‘Killers Of The Flower Moon’ Star Lily Gladstone Says Her Use Of Non-Binary Pronouns “Is Partly A Way Of Decolonizing Gender For Myself”
According to Killers of the Flower Moon star Lily Gladstone, her use of she/they pronouns is based not in a personal sense of transgenderism, but rather her desire to ‘decolonize’ the concept of gender through the lens of her own Native American heritage.
Gladstone, who portrayed historical Osage Indian Murders survivor Mollie Kyle in Martin Scorsese’s latest cinematic tour de force, spoke to the topic of her non-standard pronoun usage during a January 2024 interview with People.
Asked about her preferences – which she proudly lists in her own Twitter bio – by the outlet’s Eric Andersson, Gladstone explained, “I remember being 9 years old and just being a little disheartened, seeing how often a lot of my boy cousins were misgendered because they wore their hair long.”
“It happens to a lot of kids, I think, especially Native boys leaving a community where long hair is celebrated [and then] just kind of getting teased for it,” the actress, who herself descends from the Blackfeet and Nez Perce tribes, detailed. “So I remember back then being like, everybody should just be they.”

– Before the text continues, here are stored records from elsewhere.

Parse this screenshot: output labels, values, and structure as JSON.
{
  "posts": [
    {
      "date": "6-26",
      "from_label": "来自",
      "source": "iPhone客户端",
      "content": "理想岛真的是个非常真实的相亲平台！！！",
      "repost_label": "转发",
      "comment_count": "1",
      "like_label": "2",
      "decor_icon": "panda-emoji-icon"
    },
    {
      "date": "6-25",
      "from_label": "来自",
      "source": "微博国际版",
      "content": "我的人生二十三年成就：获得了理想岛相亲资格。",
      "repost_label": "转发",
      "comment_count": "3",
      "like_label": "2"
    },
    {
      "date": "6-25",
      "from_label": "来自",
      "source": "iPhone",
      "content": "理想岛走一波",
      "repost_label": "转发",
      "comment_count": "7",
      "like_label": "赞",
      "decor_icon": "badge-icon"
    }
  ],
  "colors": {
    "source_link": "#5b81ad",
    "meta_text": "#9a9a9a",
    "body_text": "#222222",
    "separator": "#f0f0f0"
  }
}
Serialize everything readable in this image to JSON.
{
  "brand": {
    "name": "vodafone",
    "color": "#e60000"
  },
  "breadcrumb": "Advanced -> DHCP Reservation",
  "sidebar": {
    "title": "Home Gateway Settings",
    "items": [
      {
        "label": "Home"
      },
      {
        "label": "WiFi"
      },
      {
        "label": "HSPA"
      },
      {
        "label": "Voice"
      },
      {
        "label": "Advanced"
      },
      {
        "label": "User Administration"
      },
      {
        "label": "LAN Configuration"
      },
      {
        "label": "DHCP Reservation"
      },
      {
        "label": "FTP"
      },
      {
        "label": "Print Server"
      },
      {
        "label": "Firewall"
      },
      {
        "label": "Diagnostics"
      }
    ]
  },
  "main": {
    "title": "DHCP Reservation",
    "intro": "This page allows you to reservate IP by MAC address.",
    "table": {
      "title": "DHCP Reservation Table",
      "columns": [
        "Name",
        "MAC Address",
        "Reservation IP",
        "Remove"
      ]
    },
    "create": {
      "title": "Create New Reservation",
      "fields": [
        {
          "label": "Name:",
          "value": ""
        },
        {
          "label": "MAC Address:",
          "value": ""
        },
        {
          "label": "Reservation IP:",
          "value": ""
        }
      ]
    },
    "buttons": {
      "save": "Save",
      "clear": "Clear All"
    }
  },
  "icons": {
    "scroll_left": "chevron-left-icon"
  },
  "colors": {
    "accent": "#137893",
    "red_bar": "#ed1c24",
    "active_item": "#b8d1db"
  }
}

Providing further insight into her ancestral reasoning behind her pronoun choices, Gladstone added, “And in most Native languages, most Indigenous languages, Blackfeet included, there are no gendered pronouns. There is no he/she, there’s only they.”
“It doesn’t happen as much anymore, but there’ve been several times in my life where I’ve been speaking to a northern Cheyenne-first language speaker [or another] Indigenous-first language speaker where they’ll accidentally misgender you when they’re talking to you,” said the Reservation Dogs actress. “And then they’ll get embarrassed about it, but it’s because they’ve learned English later.”
Gladstone continued, “So Blackfeet, we don’t have gendered pronouns, but our gender is implied in our name. But even that’s not binary.”
Noting that her grandfather’s Blackfeet name translated roughly into ‘Iron Woman’, she then recalled, “He had a name that had a woman’s name in it. I’d never met my grandfather. I wouldn’t say that he was nonbinary in gender, but he was given a woman’s name because he kind of carried himself, I guess, the way that women who have that name do.”
“And there were lots of women historically and still now who are given men’s names. They fulfill more of a man’s role in society as far as being provider, warrior, those sort of things,” the actress told her host. “So, yeah, my pronoun use is partly a way of decolonizing gender for myself.”
“[It’s a way of] embracing that when I’m in a group of ladies, I know that I’m a little bit different,” she elaborated. “When I’m in a group of men, I don’t feel like a man. I don’t feel [masculine] at all. I feel probably more feminine when I’m around other men.”
“In ceremony, a lot of times where you sit in the circle is a gendered thing,” Gladstone ultimately concluded. “I happen to sit in circles that are very embracing of all of our people. And I’ve seen people change where they sit in the circle based upon how they’re feeling that day.”